What is Naked Short Selling?
Before we get into Naked Short Selling let’s understand the basic premises around short selling.
Short selling is the sale of a security that is not owned by the seller.
The motivation for short selling is an investor's belief that a stock's price will decline, enabling the short seller to buy the stock back in the future at a lower price and make a profit.
Normally, when one short sells a stock, their broker will lend them the shares to sell. The loaned stock will come from the broker's own inventory, from another one of the firm's customers, or from another brokerage firm. The shares are sold and the proceeds are credited to the short seller's account.
As payment for borrowing the shares, the short seller is charged a fee, quoted as an annualized percentage of the value of the loaned securities - i.e. a borrower of a stock with a 5% stock borrow rate will be charged $5 per year for every $100 of stock borrowed. Stock borrow rates change daily based in large part on the supply and demand to borrow that particular stock.
If the number of shares available to borrow is in short supply and/or great demand (which is often the case in highly shorted stocks), finding shares to borrow can be difficult and expensive.
A frequently asked question and outlined in our FAQ’s but let’s look at naked short selling from various perspectives.
How does naked short selling effect the stock market?
When a seller "naked short sells a stock" they do not own the shares they are selling and therefore are selling artificial shares. This is like counterfeiting a stock. This process creates an obvious unfair advantage to the seller and an imbalance in the market as the sell side is now increased with more shares – many of which are counterfeit.
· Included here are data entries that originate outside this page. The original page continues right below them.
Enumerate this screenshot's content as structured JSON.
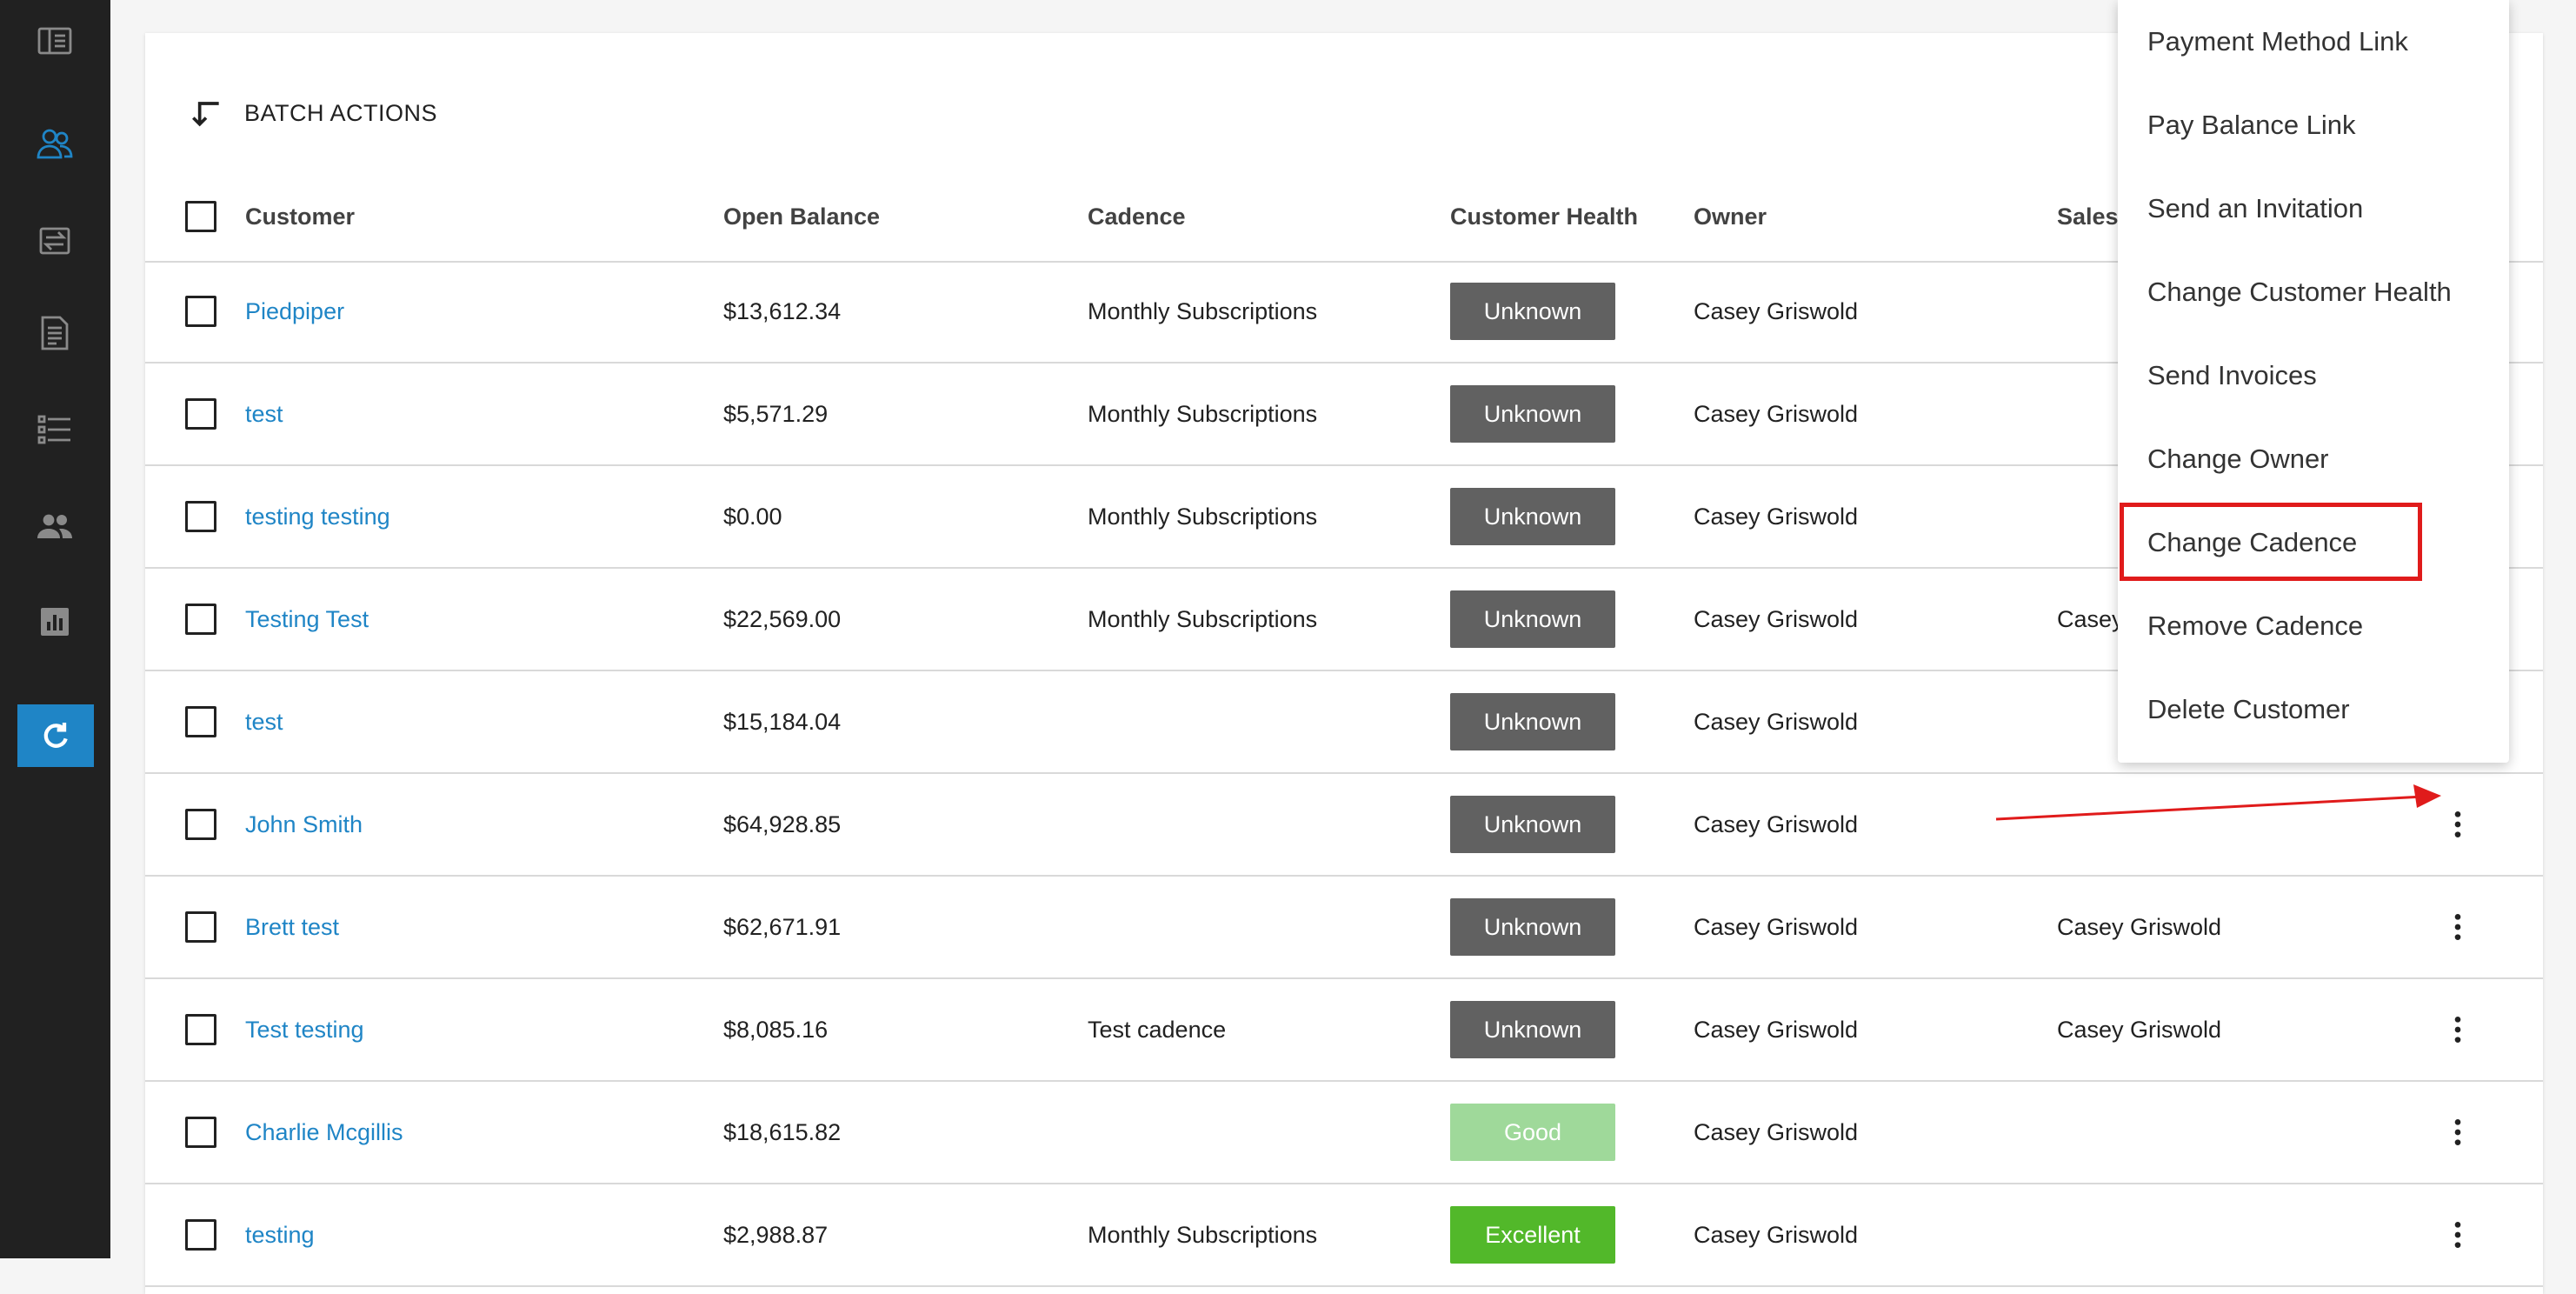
{
  "sidebar": {
    "icons": [
      "dashboard-icon",
      "customers-icon",
      "transfer-icon",
      "invoice-icon",
      "list-icon",
      "users-icon",
      "reports-icon",
      "refresh-icon"
    ],
    "active_color": "#1f85c6"
  },
  "toolbar": {
    "batch_actions_label": "BATCH ACTIONS"
  },
  "table": {
    "columns": {
      "customer": "Customer",
      "open_balance": "Open Balance",
      "cadence": "Cadence",
      "customer_health": "Customer Health",
      "owner": "Owner",
      "sales": "Sales"
    },
    "rows": [
      {
        "customer": "Piedpiper",
        "balance": "$13,612.34",
        "cadence": "Monthly Subscriptions",
        "health": "Unknown",
        "owner": "Casey Griswold",
        "sales": ""
      },
      {
        "customer": "test",
        "balance": "$5,571.29",
        "cadence": "Monthly Subscriptions",
        "health": "Unknown",
        "owner": "Casey Griswold",
        "sales": ""
      },
      {
        "customer": "testing testing",
        "balance": "$0.00",
        "cadence": "Monthly Subscriptions",
        "health": "Unknown",
        "owner": "Casey Griswold",
        "sales": ""
      },
      {
        "customer": "Testing Test",
        "balance": "$22,569.00",
        "cadence": "Monthly Subscriptions",
        "health": "Unknown",
        "owner": "Casey Griswold",
        "sales": "Casey"
      },
      {
        "customer": "test",
        "balance": "$15,184.04",
        "cadence": "",
        "health": "Unknown",
        "owner": "Casey Griswold",
        "sales": ""
      },
      {
        "customer": "John Smith",
        "balance": "$64,928.85",
        "cadence": "",
        "health": "Unknown",
        "owner": "Casey Griswold",
        "sales": ""
      },
      {
        "customer": "Brett test",
        "balance": "$62,671.91",
        "cadence": "",
        "health": "Unknown",
        "owner": "Casey Griswold",
        "sales": "Casey Griswold"
      },
      {
        "customer": "Test testing",
        "balance": "$8,085.16",
        "cadence": "Test cadence",
        "health": "Unknown",
        "owner": "Casey Griswold",
        "sales": "Casey Griswold"
      },
      {
        "customer": "Charlie Mcgillis",
        "balance": "$18,615.82",
        "cadence": "",
        "health": "Good",
        "owner": "Casey Griswold",
        "sales": ""
      },
      {
        "customer": "testing",
        "balance": "$2,988.87",
        "cadence": "Monthly Subscriptions",
        "health": "Excellent",
        "owner": "Casey Griswold",
        "sales": ""
      }
    ]
  },
  "health_colors": {
    "Unknown": "#616161",
    "Good": "#9fd99a",
    "Excellent": "#52b82a"
  },
  "menu": {
    "items": [
      "Payment Method Link",
      "Pay Balance Link",
      "Send an Invitation",
      "Change Customer Health",
      "Send Invoices",
      "Change Owner",
      "Change Cadence",
      "Remove Cadence",
      "Delete Customer"
    ],
    "highlighted": "Change Cadence"
  },
  "annotation_color": "#e01b1b"
}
There is a time limit on how long the seller can sell these shares and be naked on the trade and the time limit is 3 days. This is where the RegSho rules come in and the data we track. If the sellers broker-dealer has not located a borrow to cover this short trade within 3 days they will need to purchase back the shares they have sold on the open market. This process is referred to as a "Buy In".
"When it comes to illicit short selling, the shorts win over 90% of the time"
Naked Short – A license to steal?
Naked short selling is yet another creation of the securities industry and is in essence nothing more than a license to create counterfeit shares. When you are inflating the amount of stock that is outstanding in a company, this is considered counterfeiting. The rules justify the practice by saying it helps create smooth, efficient and orderly markets. Same stuff we have heard countless times around high-frequency trading, but in reality we believe this practice leads to shady characters creating unlimited supplies of counterfeit stocks which in turn results in your investment continuing to decline and you wondering why?
I am sure you here because you are a shareholder in a company that just continues to go down, and you have no idea why. Nothing material has happened but the trading doesn’t make any sense. We hear it all the times. Most CEO’s don’t even understand, and are baffled. The worst part is, good luck getting anyone to listen! There is a major epidemic going on right now with naked short selling right now.
It's funny when we hear CEO's say , I will just buy all the shares up and own the whole O/S and they wont be able to short me anymore. Really?
Read about: Global Links Corporation
and see what happened when Robert Simpson purchased 100% of Global Link’s 1,158,064 shares. Then you will truly understand how the system is rigged. Back to counterfeiting…